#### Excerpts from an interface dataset
####
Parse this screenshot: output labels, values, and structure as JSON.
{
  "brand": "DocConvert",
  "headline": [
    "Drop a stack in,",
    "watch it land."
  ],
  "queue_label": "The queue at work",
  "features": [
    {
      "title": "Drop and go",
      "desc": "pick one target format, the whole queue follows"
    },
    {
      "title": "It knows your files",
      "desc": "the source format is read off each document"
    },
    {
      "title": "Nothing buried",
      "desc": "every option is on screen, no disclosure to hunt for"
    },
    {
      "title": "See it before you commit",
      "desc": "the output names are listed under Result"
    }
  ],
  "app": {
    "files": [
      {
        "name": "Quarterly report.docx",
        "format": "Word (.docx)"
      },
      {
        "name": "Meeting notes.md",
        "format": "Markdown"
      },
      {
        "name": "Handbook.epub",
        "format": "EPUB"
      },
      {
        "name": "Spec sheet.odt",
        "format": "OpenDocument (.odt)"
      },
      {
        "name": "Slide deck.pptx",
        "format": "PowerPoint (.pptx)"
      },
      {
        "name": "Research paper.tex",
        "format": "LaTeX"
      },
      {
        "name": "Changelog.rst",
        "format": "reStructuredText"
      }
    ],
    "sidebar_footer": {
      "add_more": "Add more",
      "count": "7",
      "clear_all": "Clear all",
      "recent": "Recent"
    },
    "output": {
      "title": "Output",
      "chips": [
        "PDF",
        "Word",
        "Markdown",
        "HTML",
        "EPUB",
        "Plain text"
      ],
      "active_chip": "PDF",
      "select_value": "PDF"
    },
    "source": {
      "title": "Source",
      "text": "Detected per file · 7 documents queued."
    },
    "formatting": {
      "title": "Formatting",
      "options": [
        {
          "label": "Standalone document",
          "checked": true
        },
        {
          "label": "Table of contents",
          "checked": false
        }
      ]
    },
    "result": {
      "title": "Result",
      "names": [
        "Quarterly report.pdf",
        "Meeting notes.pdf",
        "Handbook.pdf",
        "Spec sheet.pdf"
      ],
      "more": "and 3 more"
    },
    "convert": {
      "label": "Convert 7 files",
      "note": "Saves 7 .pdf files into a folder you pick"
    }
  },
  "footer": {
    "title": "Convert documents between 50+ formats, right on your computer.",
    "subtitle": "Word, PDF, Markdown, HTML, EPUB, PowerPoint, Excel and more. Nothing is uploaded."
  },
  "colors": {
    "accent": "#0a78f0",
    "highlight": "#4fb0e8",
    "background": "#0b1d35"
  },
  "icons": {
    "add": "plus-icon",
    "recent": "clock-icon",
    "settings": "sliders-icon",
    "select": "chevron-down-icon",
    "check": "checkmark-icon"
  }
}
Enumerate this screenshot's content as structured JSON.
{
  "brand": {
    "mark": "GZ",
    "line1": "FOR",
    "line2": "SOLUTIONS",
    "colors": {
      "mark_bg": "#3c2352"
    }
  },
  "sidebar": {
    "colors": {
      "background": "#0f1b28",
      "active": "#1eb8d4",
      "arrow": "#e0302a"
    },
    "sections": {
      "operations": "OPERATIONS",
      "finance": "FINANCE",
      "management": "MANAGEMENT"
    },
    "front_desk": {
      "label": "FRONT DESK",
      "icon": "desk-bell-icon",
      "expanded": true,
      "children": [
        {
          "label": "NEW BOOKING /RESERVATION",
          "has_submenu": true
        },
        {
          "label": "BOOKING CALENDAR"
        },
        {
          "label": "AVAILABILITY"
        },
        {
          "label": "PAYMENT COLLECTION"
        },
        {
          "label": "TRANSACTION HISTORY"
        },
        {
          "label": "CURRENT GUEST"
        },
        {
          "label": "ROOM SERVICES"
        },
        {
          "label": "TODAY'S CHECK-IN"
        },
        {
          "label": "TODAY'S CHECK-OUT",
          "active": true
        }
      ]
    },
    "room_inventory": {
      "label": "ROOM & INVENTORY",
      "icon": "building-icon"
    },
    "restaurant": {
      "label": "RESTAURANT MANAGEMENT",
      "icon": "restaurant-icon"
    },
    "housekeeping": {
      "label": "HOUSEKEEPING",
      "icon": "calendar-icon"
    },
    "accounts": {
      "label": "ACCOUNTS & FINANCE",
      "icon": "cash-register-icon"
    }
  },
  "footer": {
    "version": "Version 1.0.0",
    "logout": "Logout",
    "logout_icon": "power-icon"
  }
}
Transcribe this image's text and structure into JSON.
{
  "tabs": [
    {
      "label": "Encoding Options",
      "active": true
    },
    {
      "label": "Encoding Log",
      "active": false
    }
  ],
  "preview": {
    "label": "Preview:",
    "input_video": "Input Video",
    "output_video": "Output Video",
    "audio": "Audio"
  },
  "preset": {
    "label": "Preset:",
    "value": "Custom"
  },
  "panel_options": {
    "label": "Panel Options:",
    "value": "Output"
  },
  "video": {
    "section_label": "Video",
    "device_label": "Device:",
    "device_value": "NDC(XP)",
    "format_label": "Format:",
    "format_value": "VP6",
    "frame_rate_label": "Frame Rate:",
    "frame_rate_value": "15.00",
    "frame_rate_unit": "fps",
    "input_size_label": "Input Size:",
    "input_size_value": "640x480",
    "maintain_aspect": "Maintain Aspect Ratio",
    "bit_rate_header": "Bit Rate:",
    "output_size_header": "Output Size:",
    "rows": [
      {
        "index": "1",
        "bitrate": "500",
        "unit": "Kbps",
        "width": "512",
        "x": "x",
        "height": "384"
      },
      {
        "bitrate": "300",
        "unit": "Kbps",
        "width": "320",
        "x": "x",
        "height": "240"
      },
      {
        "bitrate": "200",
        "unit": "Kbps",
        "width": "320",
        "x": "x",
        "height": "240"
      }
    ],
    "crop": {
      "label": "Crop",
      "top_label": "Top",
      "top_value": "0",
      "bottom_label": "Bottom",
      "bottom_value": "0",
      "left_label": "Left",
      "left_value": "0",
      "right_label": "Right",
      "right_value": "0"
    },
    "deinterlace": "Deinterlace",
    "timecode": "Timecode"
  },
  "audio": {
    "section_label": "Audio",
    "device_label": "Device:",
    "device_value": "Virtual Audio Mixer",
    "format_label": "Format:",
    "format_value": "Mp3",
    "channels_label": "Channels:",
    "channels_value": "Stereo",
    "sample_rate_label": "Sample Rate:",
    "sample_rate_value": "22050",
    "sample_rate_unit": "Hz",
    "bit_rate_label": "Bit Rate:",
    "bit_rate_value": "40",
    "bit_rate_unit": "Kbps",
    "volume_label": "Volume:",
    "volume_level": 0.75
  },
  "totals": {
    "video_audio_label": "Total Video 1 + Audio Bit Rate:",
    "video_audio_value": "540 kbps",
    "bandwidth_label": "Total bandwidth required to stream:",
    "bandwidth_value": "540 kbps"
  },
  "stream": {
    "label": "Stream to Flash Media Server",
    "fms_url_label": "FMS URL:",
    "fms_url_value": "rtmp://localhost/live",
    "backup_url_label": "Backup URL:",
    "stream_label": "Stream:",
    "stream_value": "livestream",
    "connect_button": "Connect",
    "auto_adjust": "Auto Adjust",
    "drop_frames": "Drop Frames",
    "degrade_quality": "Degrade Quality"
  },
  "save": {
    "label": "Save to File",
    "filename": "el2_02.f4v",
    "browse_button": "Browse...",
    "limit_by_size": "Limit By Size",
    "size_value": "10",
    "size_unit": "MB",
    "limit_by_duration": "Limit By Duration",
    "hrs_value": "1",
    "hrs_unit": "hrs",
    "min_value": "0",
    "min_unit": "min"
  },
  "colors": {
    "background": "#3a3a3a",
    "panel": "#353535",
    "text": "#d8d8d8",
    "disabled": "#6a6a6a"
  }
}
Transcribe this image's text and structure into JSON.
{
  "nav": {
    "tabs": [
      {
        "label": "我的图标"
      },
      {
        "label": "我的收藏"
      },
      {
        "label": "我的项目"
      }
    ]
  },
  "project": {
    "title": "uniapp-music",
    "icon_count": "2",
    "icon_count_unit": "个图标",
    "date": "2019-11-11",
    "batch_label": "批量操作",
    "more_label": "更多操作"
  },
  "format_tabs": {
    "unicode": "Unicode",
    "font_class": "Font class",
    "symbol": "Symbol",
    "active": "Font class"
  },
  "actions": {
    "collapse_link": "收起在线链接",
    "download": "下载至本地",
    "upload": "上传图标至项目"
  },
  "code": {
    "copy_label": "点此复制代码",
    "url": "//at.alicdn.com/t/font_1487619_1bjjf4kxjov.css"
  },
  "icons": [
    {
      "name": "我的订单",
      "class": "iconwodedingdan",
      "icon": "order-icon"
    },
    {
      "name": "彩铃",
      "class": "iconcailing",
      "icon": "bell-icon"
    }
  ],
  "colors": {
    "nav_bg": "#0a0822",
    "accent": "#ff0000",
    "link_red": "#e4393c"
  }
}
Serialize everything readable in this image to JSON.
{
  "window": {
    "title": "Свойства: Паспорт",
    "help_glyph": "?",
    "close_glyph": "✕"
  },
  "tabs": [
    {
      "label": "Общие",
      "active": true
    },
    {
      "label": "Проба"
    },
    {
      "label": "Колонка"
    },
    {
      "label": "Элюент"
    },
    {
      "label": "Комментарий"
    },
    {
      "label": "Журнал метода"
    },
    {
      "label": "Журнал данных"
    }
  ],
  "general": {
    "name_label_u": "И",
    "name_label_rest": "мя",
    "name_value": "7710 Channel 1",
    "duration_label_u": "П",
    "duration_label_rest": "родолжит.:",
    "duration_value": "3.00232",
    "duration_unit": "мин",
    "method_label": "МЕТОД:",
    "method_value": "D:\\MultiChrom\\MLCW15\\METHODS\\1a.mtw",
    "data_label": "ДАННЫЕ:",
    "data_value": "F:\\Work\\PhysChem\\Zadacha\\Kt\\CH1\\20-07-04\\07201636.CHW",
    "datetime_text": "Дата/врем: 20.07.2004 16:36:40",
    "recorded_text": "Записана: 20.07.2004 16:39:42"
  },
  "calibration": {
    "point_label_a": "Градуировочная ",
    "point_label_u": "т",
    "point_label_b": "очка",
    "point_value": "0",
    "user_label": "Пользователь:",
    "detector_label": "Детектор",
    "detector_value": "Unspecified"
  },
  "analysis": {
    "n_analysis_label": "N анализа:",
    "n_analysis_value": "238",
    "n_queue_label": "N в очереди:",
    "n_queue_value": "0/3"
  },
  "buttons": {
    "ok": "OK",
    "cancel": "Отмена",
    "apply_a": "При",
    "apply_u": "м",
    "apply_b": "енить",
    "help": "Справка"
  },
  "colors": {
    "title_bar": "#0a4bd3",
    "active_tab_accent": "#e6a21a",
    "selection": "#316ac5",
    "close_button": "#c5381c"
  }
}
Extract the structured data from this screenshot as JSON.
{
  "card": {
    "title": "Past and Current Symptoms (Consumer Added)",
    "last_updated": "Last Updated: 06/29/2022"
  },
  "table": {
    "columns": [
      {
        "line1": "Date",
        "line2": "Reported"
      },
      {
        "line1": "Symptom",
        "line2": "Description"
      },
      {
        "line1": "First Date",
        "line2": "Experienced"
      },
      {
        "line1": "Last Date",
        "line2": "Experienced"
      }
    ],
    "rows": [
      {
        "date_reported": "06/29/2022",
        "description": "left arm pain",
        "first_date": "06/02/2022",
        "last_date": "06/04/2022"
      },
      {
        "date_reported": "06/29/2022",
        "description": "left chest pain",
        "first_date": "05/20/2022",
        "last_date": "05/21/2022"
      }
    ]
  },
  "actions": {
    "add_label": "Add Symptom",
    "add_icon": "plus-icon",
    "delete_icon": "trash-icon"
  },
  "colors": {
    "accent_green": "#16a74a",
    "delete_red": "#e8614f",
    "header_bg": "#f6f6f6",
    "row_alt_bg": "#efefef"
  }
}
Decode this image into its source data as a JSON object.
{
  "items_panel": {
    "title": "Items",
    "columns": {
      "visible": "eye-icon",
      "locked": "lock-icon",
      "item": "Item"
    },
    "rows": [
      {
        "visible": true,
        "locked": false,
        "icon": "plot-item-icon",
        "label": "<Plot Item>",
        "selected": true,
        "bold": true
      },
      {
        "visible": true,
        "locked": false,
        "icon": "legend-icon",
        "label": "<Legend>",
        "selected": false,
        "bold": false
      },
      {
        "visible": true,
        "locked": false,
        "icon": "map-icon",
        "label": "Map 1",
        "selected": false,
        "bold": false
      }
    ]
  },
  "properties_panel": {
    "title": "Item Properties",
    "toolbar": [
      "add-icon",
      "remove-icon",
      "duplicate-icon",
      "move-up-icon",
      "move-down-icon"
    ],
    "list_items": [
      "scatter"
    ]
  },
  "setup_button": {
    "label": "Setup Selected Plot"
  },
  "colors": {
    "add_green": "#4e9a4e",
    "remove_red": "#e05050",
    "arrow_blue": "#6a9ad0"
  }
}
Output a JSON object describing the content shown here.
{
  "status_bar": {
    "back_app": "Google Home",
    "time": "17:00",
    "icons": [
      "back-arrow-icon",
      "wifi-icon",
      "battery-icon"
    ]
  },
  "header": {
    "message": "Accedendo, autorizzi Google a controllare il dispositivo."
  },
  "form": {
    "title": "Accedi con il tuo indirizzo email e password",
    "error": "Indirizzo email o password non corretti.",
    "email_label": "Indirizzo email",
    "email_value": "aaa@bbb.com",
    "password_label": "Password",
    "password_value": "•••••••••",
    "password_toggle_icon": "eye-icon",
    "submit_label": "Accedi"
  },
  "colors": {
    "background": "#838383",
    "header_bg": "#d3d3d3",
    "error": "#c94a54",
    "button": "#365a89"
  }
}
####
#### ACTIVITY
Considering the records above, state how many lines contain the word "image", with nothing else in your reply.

#### SOLUTION FOR THIS PROBLEM
4